For every record beneath this instruction, give an exact repetition, omitting images.

## Component data from apps and pages
++++++

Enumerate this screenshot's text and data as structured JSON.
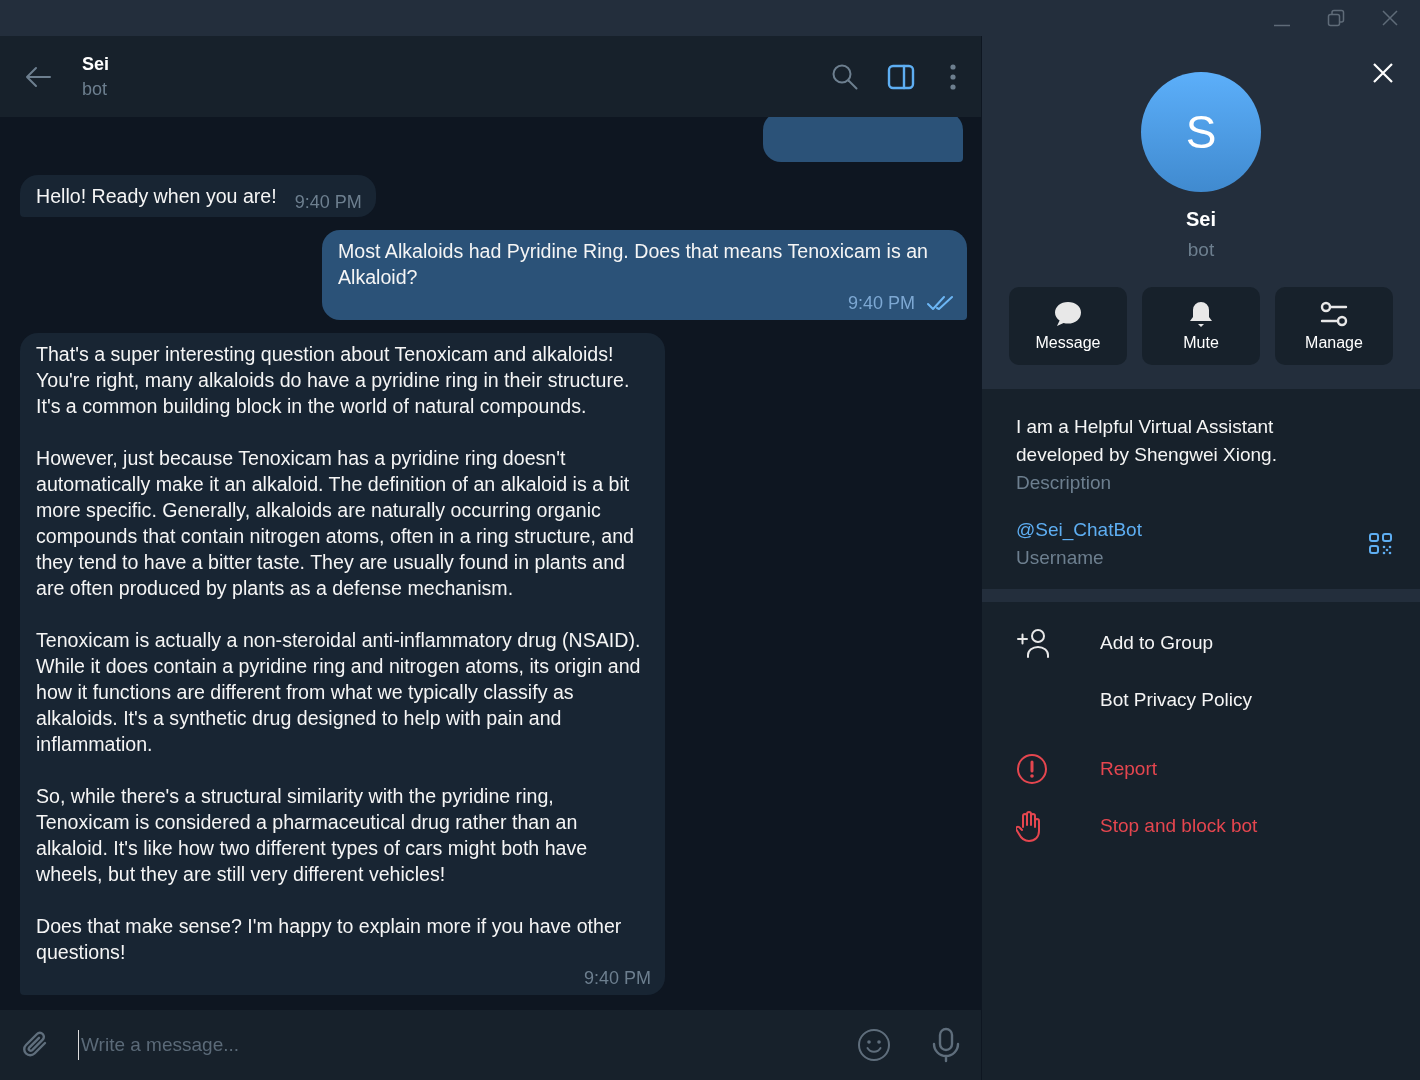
{
  "chat": {
    "title": "Sei",
    "subtitle": "bot"
  },
  "messages": [
    {
      "kind": "incoming",
      "paragraphs": [
        "Hello! Ready when you are!"
      ],
      "time": "9:40 PM"
    },
    {
      "kind": "outgoing",
      "paragraphs": [
        "Most Alkaloids had Pyridine Ring. Does that means Tenoxicam is an Alkaloid?"
      ],
      "time": "9:40 PM",
      "read": true
    },
    {
      "kind": "incoming",
      "paragraphs": [
        "That's a super interesting question about Tenoxicam and alkaloids! You're right, many alkaloids do have a pyridine ring in their structure. It's a common building block in the world of natural compounds.",
        "However, just because Tenoxicam has a pyridine ring doesn't automatically make it an alkaloid. The definition of an alkaloid is a bit more specific. Generally, alkaloids are naturally occurring organic compounds that contain nitrogen atoms, often in a ring structure, and they tend to have a bitter taste. They are usually found in plants and are often produced by plants as a defense mechanism.",
        "Tenoxicam is actually a non-steroidal anti-inflammatory drug (NSAID). While it does contain a pyridine ring and nitrogen atoms, its origin and how it functions are different from what we typically classify as alkaloids. It's a synthetic drug designed to help with pain and inflammation.",
        "So, while there's a structural similarity with the pyridine ring, Tenoxicam is considered a pharmaceutical drug rather than an alkaloid. It's like how two different types of cars might both have wheels, but they are still very different vehicles!",
        "Does that make sense? I'm happy to explain more if you have other questions!"
      ],
      "time": "9:40 PM"
    }
  ],
  "composer": {
    "placeholder": "Write a message..."
  },
  "profile": {
    "avatar_letter": "S",
    "name": "Sei",
    "subtitle": "bot",
    "actions": [
      "Message",
      "Mute",
      "Manage"
    ],
    "description": "I am a Helpful Virtual Assistant developed by Shengwei Xiong.",
    "description_label": "Description",
    "username": "@Sei_ChatBot",
    "username_label": "Username",
    "menu": [
      {
        "label": "Add to Group",
        "danger": false
      },
      {
        "label": "Bot Privacy Policy",
        "danger": false
      },
      {
        "label": "Report",
        "danger": true
      },
      {
        "label": "Stop and block bot",
        "danger": true
      }
    ]
  }
}
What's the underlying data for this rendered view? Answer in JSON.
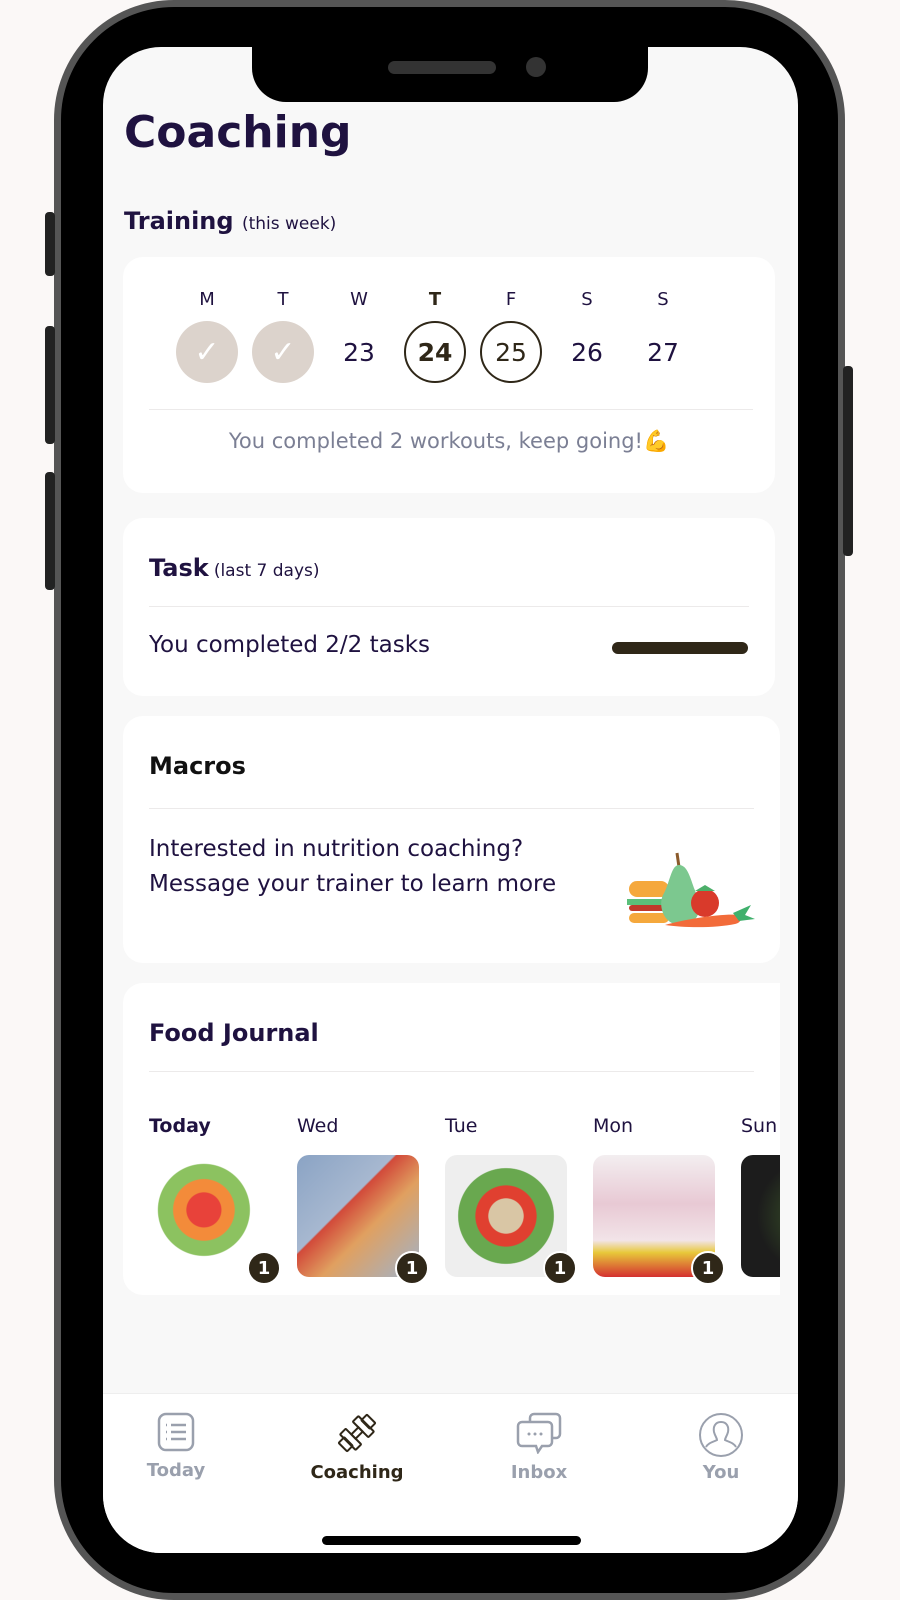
{
  "page": {
    "title": "Coaching"
  },
  "training": {
    "label": "Training",
    "sublabel": "(this week)",
    "days": [
      {
        "letter": "M",
        "date": "",
        "state": "done"
      },
      {
        "letter": "T",
        "date": "",
        "state": "done"
      },
      {
        "letter": "W",
        "date": "23",
        "state": "none"
      },
      {
        "letter": "T",
        "date": "24",
        "state": "today"
      },
      {
        "letter": "F",
        "date": "25",
        "state": "scheduled"
      },
      {
        "letter": "S",
        "date": "26",
        "state": "none"
      },
      {
        "letter": "S",
        "date": "27",
        "state": "none"
      }
    ],
    "summary": "You completed 2 workouts, keep going!💪"
  },
  "task": {
    "label": "Task",
    "sublabel": "(last 7 days)",
    "summary": "You completed 2/2 tasks",
    "progress_percent": 100
  },
  "macros": {
    "label": "Macros",
    "line1": "Interested in nutrition coaching?",
    "line2": "Message your trainer to learn more",
    "icon": "food-illustration"
  },
  "food_journal": {
    "label": "Food Journal",
    "entries": [
      {
        "day": "Today",
        "count": "1"
      },
      {
        "day": "Wed",
        "count": "1"
      },
      {
        "day": "Tue",
        "count": "1"
      },
      {
        "day": "Mon",
        "count": "1"
      },
      {
        "day": "Sun",
        "count": ""
      }
    ]
  },
  "nav": [
    {
      "label": "Today",
      "icon": "list-icon"
    },
    {
      "label": "Coaching",
      "icon": "dumbbell-icon",
      "active": true
    },
    {
      "label": "Inbox",
      "icon": "chat-icon"
    },
    {
      "label": "You",
      "icon": "user-icon"
    }
  ],
  "colors": {
    "title": "#1f1240",
    "accent": "#2f2718",
    "done": "#dcd3cc"
  }
}
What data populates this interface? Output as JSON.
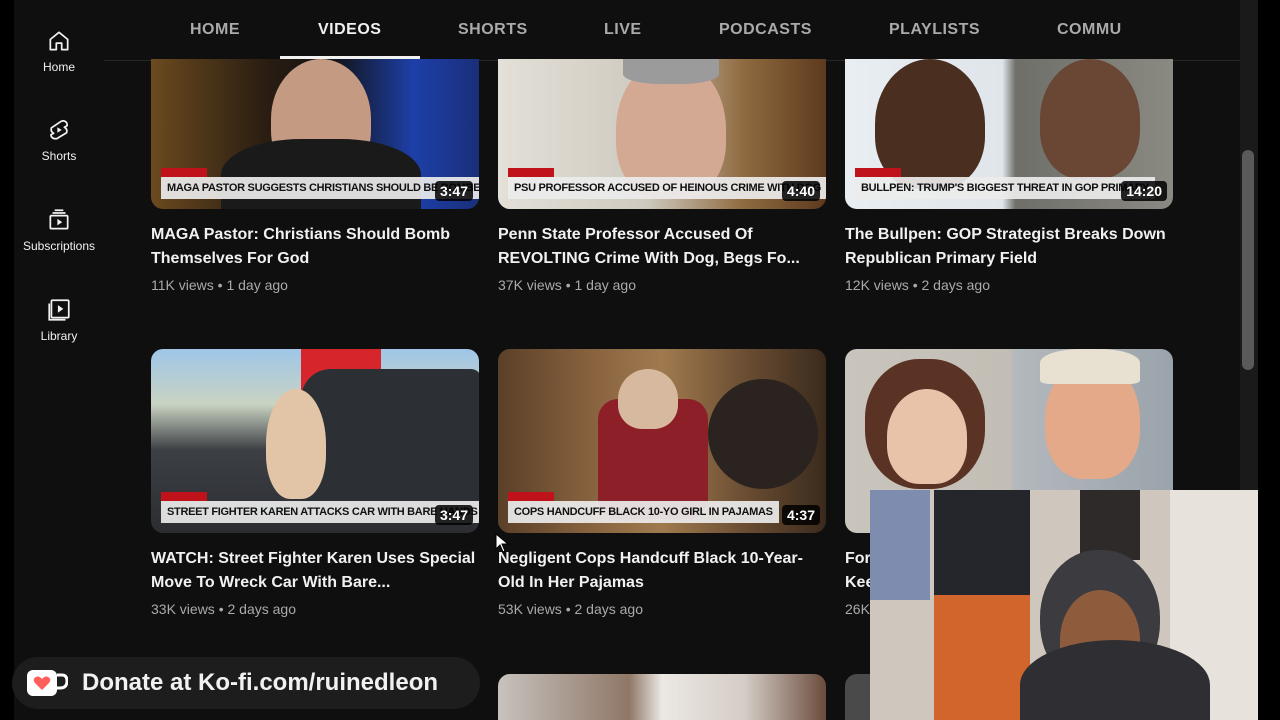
{
  "sidebar": {
    "items": [
      {
        "label": "Home",
        "icon": "home-icon"
      },
      {
        "label": "Shorts",
        "icon": "shorts-icon"
      },
      {
        "label": "Subscriptions",
        "icon": "subscriptions-icon"
      },
      {
        "label": "Library",
        "icon": "library-icon"
      }
    ]
  },
  "tabs": [
    {
      "label": "HOME"
    },
    {
      "label": "VIDEOS",
      "active": true
    },
    {
      "label": "SHORTS"
    },
    {
      "label": "LIVE"
    },
    {
      "label": "PODCASTS"
    },
    {
      "label": "PLAYLISTS"
    },
    {
      "label": "COMMU"
    }
  ],
  "videos": [
    {
      "banner": "MAGA PASTOR SUGGESTS CHRISTIANS SHOULD BE BOMBERS",
      "duration": "3:47",
      "title": "MAGA Pastor: Christians Should Bomb Themselves For God",
      "views": "11K views",
      "age": "1 day ago"
    },
    {
      "banner": "PSU PROFESSOR ACCUSED OF HEINOUS CRIME WITH DOG",
      "duration": "4:40",
      "title": "Penn State Professor Accused Of REVOLTING Crime With Dog, Begs Fo...",
      "views": "37K views",
      "age": "1 day ago"
    },
    {
      "banner": "BULLPEN: TRUMP'S BIGGEST THREAT IN GOP PRIMARY",
      "duration": "14:20",
      "title": "The Bullpen: GOP Strategist Breaks Down Republican Primary Field",
      "views": "12K views",
      "age": "2 days ago"
    },
    {
      "banner": "STREET FIGHTER KAREN ATTACKS CAR WITH BARE HANDS",
      "duration": "3:47",
      "title": "WATCH: Street Fighter Karen Uses Special Move To Wreck Car With Bare...",
      "views": "33K views",
      "age": "2 days ago"
    },
    {
      "banner": "COPS HANDCUFF BLACK 10-YO GIRL IN PAJAMAS",
      "duration": "4:37",
      "title": "Negligent Cops Handcuff Black 10-Year-Old In Her Pajamas",
      "views": "53K views",
      "age": "2 days ago"
    },
    {
      "title": "For",
      "title2": "Kee",
      "views": "26K"
    }
  ],
  "meta_separator": "•",
  "kofi": {
    "text": "Donate at Ko-fi.com/ruinedleon"
  },
  "colors": {
    "background": "#0f0f0f",
    "text": "#f1f1f1",
    "secondary_text": "#aaaaaa",
    "banner_red": "#c0121b",
    "kofi_heart": "#ff5e5b"
  }
}
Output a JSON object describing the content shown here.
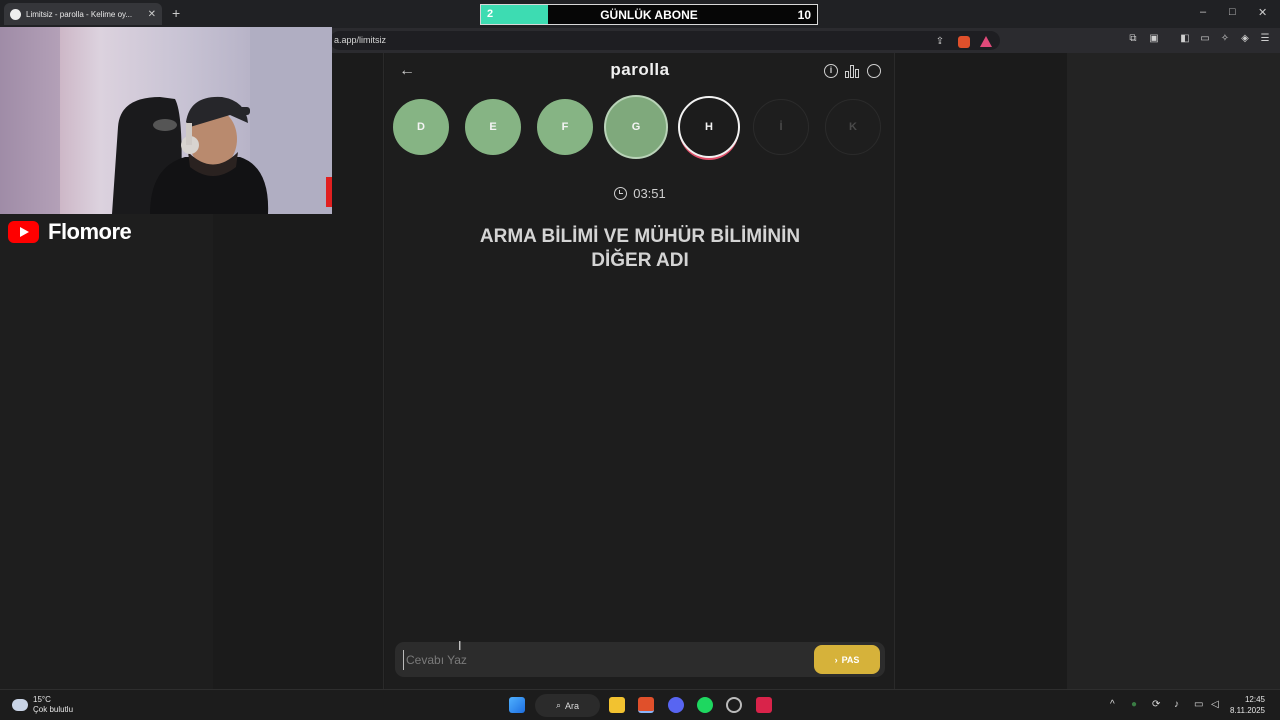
{
  "browser": {
    "tab_title": "Limitsiz - parolla - Kelime oy...",
    "new_tab": "+",
    "url": "a.app/limitsiz",
    "window_controls": [
      "–",
      "□",
      "✕"
    ]
  },
  "overlay": {
    "subs_current": "2",
    "subs_label": "GÜNLÜK ABONE",
    "subs_goal": "10",
    "subs_progress": 0.2,
    "channel": "Flomore"
  },
  "app": {
    "title": "parolla",
    "letters": [
      {
        "letter": "D",
        "state": "done"
      },
      {
        "letter": "E",
        "state": "done"
      },
      {
        "letter": "F",
        "state": "done"
      },
      {
        "letter": "G",
        "state": "done"
      },
      {
        "letter": "H",
        "state": "current"
      },
      {
        "letter": "İ",
        "state": "pending"
      },
      {
        "letter": "K",
        "state": "pending"
      }
    ],
    "timer": "03:51",
    "question_line1": "ARMA BİLİMİ VE MÜHÜR BİLİMİNİN",
    "question_line2": "DİĞER ADI",
    "answer_placeholder": "Cevabı Yaz",
    "pass_label": "PAS"
  },
  "taskbar": {
    "temperature": "15°C",
    "weather": "Çok bulutlu",
    "search": "Ara",
    "time": "12:45",
    "date": "8.11.2025"
  },
  "colors": {
    "correct": "#86b484",
    "pass_button": "#d6b23a",
    "subs_fill": "#3ddcb2",
    "current_ring": "#e0506a"
  }
}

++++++

## Solution to the exercise
Enumerate this screenshot's text and data as structured JSON.
{
  "chat": {
    "title": "Sei",
    "subtitle": "bot"
  },
  "messages": [
    {
      "kind": "incoming",
      "paragraphs": [
        "Hello! Ready when you are!"
      ],
      "time": "9:40 PM"
    },
    {
      "kind": "outgoing",
      "paragraphs": [
        "Most Alkaloids had Pyridine Ring. Does that means Tenoxicam is an Alkaloid?"
      ],
      "time": "9:40 PM",
      "read": true
    },
    {
      "kind": "incoming",
      "paragraphs": [
        "That's a super interesting question about Tenoxicam and alkaloids! You're right, many alkaloids do have a pyridine ring in their structure. It's a common building block in the world of natural compounds.",
        "However, just because Tenoxicam has a pyridine ring doesn't automatically make it an alkaloid. The definition of an alkaloid is a bit more specific. Generally, alkaloids are naturally occurring organic compounds that contain nitrogen atoms, often in a ring structure, and they tend to have a bitter taste. They are usually found in plants and are often produced by plants as a defense mechanism.",
        "Tenoxicam is actually a non-steroidal anti-inflammatory drug (NSAID). While it does contain a pyridine ring and nitrogen atoms, its origin and how it functions are different from what we typically classify as alkaloids. It's a synthetic drug designed to help with pain and inflammation.",
        "So, while there's a structural similarity with the pyridine ring, Tenoxicam is considered a pharmaceutical drug rather than an alkaloid. It's like how two different types of cars might both have wheels, but they are still very different vehicles!",
        "Does that make sense? I'm happy to explain more if you have other questions!"
      ],
      "time": "9:40 PM"
    }
  ],
  "composer": {
    "placeholder": "Write a message..."
  },
  "profile": {
    "avatar_letter": "S",
    "name": "Sei",
    "subtitle": "bot",
    "actions": [
      "Message",
      "Mute",
      "Manage"
    ],
    "description": "I am a Helpful Virtual Assistant developed by Shengwei Xiong.",
    "description_label": "Description",
    "username": "@Sei_ChatBot",
    "username_label": "Username",
    "menu": [
      {
        "label": "Add to Group",
        "danger": false
      },
      {
        "label": "Bot Privacy Policy",
        "danger": false
      },
      {
        "label": "Report",
        "danger": true
      },
      {
        "label": "Stop and block bot",
        "danger": true
      }
    ]
  }
}
What's the underlying data for this rendered view? Answer in JSON.
{
  "page": {
    "title": "Coaching"
  },
  "training": {
    "label": "Training",
    "sublabel": "(this week)",
    "days": [
      {
        "letter": "M",
        "date": "",
        "state": "done"
      },
      {
        "letter": "T",
        "date": "",
        "state": "done"
      },
      {
        "letter": "W",
        "date": "23",
        "state": "none"
      },
      {
        "letter": "T",
        "date": "24",
        "state": "today"
      },
      {
        "letter": "F",
        "date": "25",
        "state": "scheduled"
      },
      {
        "letter": "S",
        "date": "26",
        "state": "none"
      },
      {
        "letter": "S",
        "date": "27",
        "state": "none"
      }
    ],
    "summary": "You completed 2 workouts, keep going!💪"
  },
  "task": {
    "label": "Task",
    "sublabel": "(last 7 days)",
    "summary": "You completed 2/2 tasks",
    "progress_percent": 100
  },
  "macros": {
    "label": "Macros",
    "line1": "Interested in nutrition coaching?",
    "line2": "Message your trainer to learn more",
    "icon": "food-illustration"
  },
  "food_journal": {
    "label": "Food Journal",
    "entries": [
      {
        "day": "Today",
        "count": "1"
      },
      {
        "day": "Wed",
        "count": "1"
      },
      {
        "day": "Tue",
        "count": "1"
      },
      {
        "day": "Mon",
        "count": "1"
      },
      {
        "day": "Sun",
        "count": ""
      }
    ]
  },
  "nav": [
    {
      "label": "Today",
      "icon": "list-icon"
    },
    {
      "label": "Coaching",
      "icon": "dumbbell-icon",
      "active": true
    },
    {
      "label": "Inbox",
      "icon": "chat-icon"
    },
    {
      "label": "You",
      "icon": "user-icon"
    }
  ],
  "colors": {
    "title": "#1f1240",
    "accent": "#2f2718",
    "done": "#dcd3cc"
  }
}
What data populates this interface? Output as JSON.
{
  "sidebar": {
    "items": [
      {
        "label": "Home",
        "icon": "home-icon"
      },
      {
        "label": "Shorts",
        "icon": "shorts-icon"
      },
      {
        "label": "Subscriptions",
        "icon": "subscriptions-icon"
      },
      {
        "label": "Library",
        "icon": "library-icon"
      }
    ]
  },
  "tabs": [
    {
      "label": "HOME"
    },
    {
      "label": "VIDEOS",
      "active": true
    },
    {
      "label": "SHORTS"
    },
    {
      "label": "LIVE"
    },
    {
      "label": "PODCASTS"
    },
    {
      "label": "PLAYLISTS"
    },
    {
      "label": "COMMU"
    }
  ],
  "videos": [
    {
      "banner": "MAGA PASTOR SUGGESTS CHRISTIANS SHOULD BE BOMBERS",
      "duration": "3:47",
      "title": "MAGA Pastor: Christians Should Bomb Themselves For God",
      "views": "11K views",
      "age": "1 day ago"
    },
    {
      "banner": "PSU PROFESSOR ACCUSED OF HEINOUS CRIME WITH DOG",
      "duration": "4:40",
      "title": "Penn State Professor Accused Of REVOLTING Crime With Dog, Begs Fo...",
      "views": "37K views",
      "age": "1 day ago"
    },
    {
      "banner": "BULLPEN: TRUMP'S BIGGEST THREAT IN GOP PRIMARY",
      "duration": "14:20",
      "title": "The Bullpen: GOP Strategist Breaks Down Republican Primary Field",
      "views": "12K views",
      "age": "2 days ago"
    },
    {
      "banner": "STREET FIGHTER KAREN ATTACKS CAR WITH BARE HANDS",
      "duration": "3:47",
      "title": "WATCH: Street Fighter Karen Uses Special Move To Wreck Car With Bare...",
      "views": "33K views",
      "age": "2 days ago"
    },
    {
      "banner": "COPS HANDCUFF BLACK 10-YO GIRL IN PAJAMAS",
      "duration": "4:37",
      "title": "Negligent Cops Handcuff Black 10-Year-Old In Her Pajamas",
      "views": "53K views",
      "age": "2 days ago"
    },
    {
      "title": "For",
      "title2": "Kee",
      "views": "26K"
    }
  ],
  "meta_separator": "•",
  "kofi": {
    "text": "Donate at Ko-fi.com/ruinedleon"
  },
  "colors": {
    "background": "#0f0f0f",
    "text": "#f1f1f1",
    "secondary_text": "#aaaaaa",
    "banner_red": "#c0121b",
    "kofi_heart": "#ff5e5b"
  }
}
Output a JSON object describing the content shown here.
{
  "browser": {
    "tab_title": "Limitsiz - parolla - Kelime oy...",
    "new_tab": "+",
    "url": "a.app/limitsiz",
    "window_controls": [
      "–",
      "□",
      "✕"
    ]
  },
  "overlay": {
    "subs_current": "2",
    "subs_label": "GÜNLÜK ABONE",
    "subs_goal": "10",
    "subs_progress": 0.2,
    "channel": "Flomore"
  },
  "app": {
    "title": "parolla",
    "letters": [
      {
        "letter": "D",
        "state": "done"
      },
      {
        "letter": "E",
        "state": "done"
      },
      {
        "letter": "F",
        "state": "done"
      },
      {
        "letter": "G",
        "state": "done"
      },
      {
        "letter": "H",
        "state": "current"
      },
      {
        "letter": "İ",
        "state": "pending"
      },
      {
        "letter": "K",
        "state": "pending"
      }
    ],
    "timer": "03:51",
    "question_line1": "ARMA BİLİMİ VE MÜHÜR BİLİMİNİN",
    "question_line2": "DİĞER ADI",
    "answer_placeholder": "Cevabı Yaz",
    "pass_label": "PAS"
  },
  "taskbar": {
    "temperature": "15°C",
    "weather": "Çok bulutlu",
    "search": "Ara",
    "time": "12:45",
    "date": "8.11.2025"
  },
  "colors": {
    "correct": "#86b484",
    "pass_button": "#d6b23a",
    "subs_fill": "#3ddcb2",
    "current_ring": "#e0506a"
  }
}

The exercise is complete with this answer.